A phone app that screens calls based on the intended recipient's brain activity has landed one developer a $US30,000 ($A28,531) cash prize for his 30 hours of work.
The app, called 'Good Times', was created by Ruggero Scorcioni at US carrier AT&T's hackathon in Las Vegas, which finished up Monday Australian time.
Scorcioni pitched the app as a "24-7 personal assistant, somebody that understands you so well, that knows when you are busy without asking, that knows when you can be interrupted without disrupting an important task".
"I had to chop one ear off just to see what's inside," Scorcioni said.
"Then, I had to look everywhere even to find a soldering iron and screwdrivers. It's a hackathon, and a solution had to be found."

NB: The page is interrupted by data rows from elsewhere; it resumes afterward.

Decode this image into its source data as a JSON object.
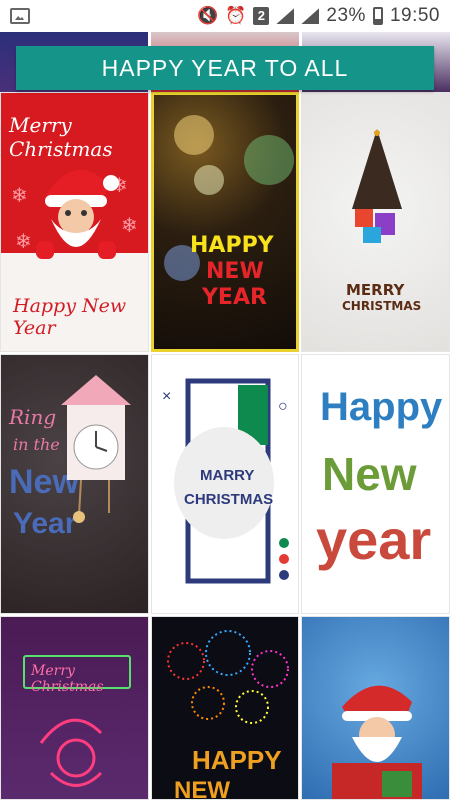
{
  "status_bar": {
    "sim_number": "2",
    "battery": "23%",
    "time": "19:50"
  },
  "banner": {
    "title": "HAPPY YEAR TO ALL"
  },
  "cards": [
    {
      "id": "merry-christmas-santa",
      "lines": [
        "Merry Christmas",
        "Happy New Year"
      ]
    },
    {
      "id": "happy-new-year-bokeh",
      "lines": [
        "HAPPY",
        "NEW",
        "YEAR"
      ]
    },
    {
      "id": "merry-christmas-tree",
      "lines": [
        "MERRY",
        "CHRISTMAS"
      ]
    },
    {
      "id": "ring-in-new-year",
      "lines": [
        "Ring",
        "in the",
        "New",
        "Year"
      ]
    },
    {
      "id": "marry-christmas",
      "lines": [
        "MARRY",
        "CHRISTMAS"
      ]
    },
    {
      "id": "happy-new-year-letters",
      "lines": [
        "Happy",
        "New",
        "year"
      ]
    },
    {
      "id": "merry-christmas-neon",
      "lines": [
        "Merry Christmas"
      ]
    },
    {
      "id": "happy-new-year-fireworks",
      "lines": [
        "HAPPY",
        "NEW YEAR"
      ]
    },
    {
      "id": "santa-snow",
      "lines": []
    }
  ],
  "colors": {
    "banner_bg": "#15958a",
    "santa_red": "#d71920",
    "highlight_border": "#e9d12e"
  }
}
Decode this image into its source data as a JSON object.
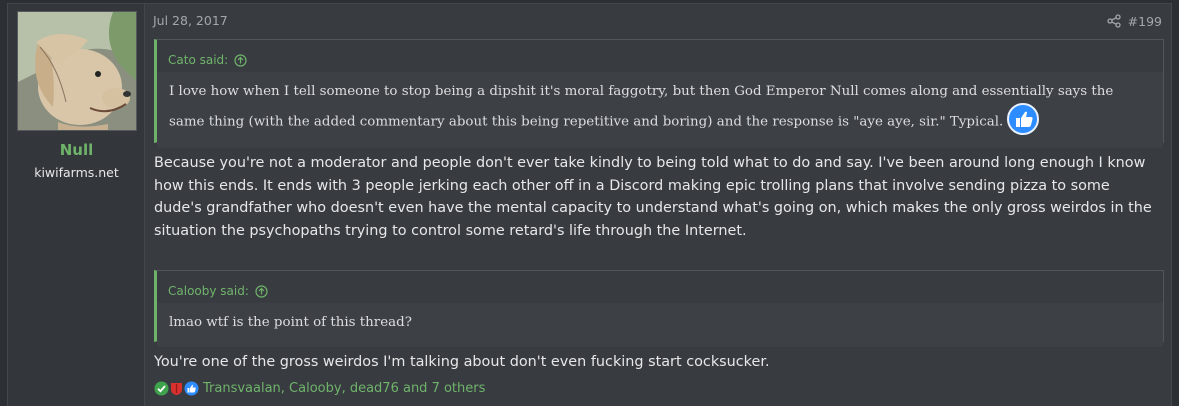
{
  "post": {
    "date": "Jul 28, 2017",
    "number": "#199"
  },
  "user": {
    "name": "Null",
    "title": "kiwifarms.net"
  },
  "quote1": {
    "author": "Cato said:",
    "text": "I love how when I tell someone to stop being a dipshit it's moral faggotry, but then God Emperor Null comes along and essentially says the same thing (with the added commentary about this being repetitive and boring) and the response is \"aye aye, sir.\" Typical."
  },
  "body1": "Because you're not a moderator and people don't ever take kindly to being told what to do and say. I've been around long enough I know how this ends. It ends with 3 people jerking each other off in a Discord making epic trolling plans that involve sending pizza to some dude's grandfather who doesn't even have the mental capacity to understand what's going on, which makes the only gross weirdos in the situation the psychopaths trying to control some retard's life through the Internet.",
  "quote2": {
    "author": "Calooby said:",
    "text": "lmao wtf is the point of this thread?"
  },
  "body2": "You're one of the gross weirdos I'm talking about don't even fucking start cocksucker.",
  "reactions": {
    "icons": [
      "check-icon",
      "winner-icon",
      "like-icon"
    ],
    "users": "Transvaalan, Calooby, dead76 and 7 others"
  },
  "colors": {
    "accent": "#6fb36a",
    "background": "#383c41",
    "like_blue": "#2d8cff"
  }
}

Other hardware pieces integrated with Necomimi include an Arduino microcontroller and "a small circuit containing a 3G radio chip and a SIM chip", according to a report by Computerworld US.
Brainwave data collected by the Necomimi sensor is transmitted over AT&T's data network. It passes through a hosted call management system, for which an API was made available on an alpha or beta basis.
The API is underpinned by technology from Voxeo Labs and Ericsson.
"All my calls are now filtered based on my real-time mental state by the Call Management API," Scorcioni said.
He successfully demonstrated the system by having someone call his mobile phone while he made the pitch presentation to judges and other developers. The incoming call routed to voicemail.
There was no official word on whether Good Times would be commercialised. Scorcioni told Computerworld he was just excited to take out first prize.
However, digital agency Freestyle Media, which also attended the hackathon, noted that "we may actually see this app implemented soon".
"It is a very innovative use of technology," the agency said. "[The] concept was completely spontaneous."
Prior to the conclusion of the hackathon, AT&T was most interested in the potential for the Call Management API to untie "customers' existing mobile numbers [from] a single device".
"It is designed to make it easy for developers to add real-time, voice and text communications to web and mobile apps," the carrier's chief marketing officer David Christopher said.
A number of other APIs were released by AT&T under its developer program.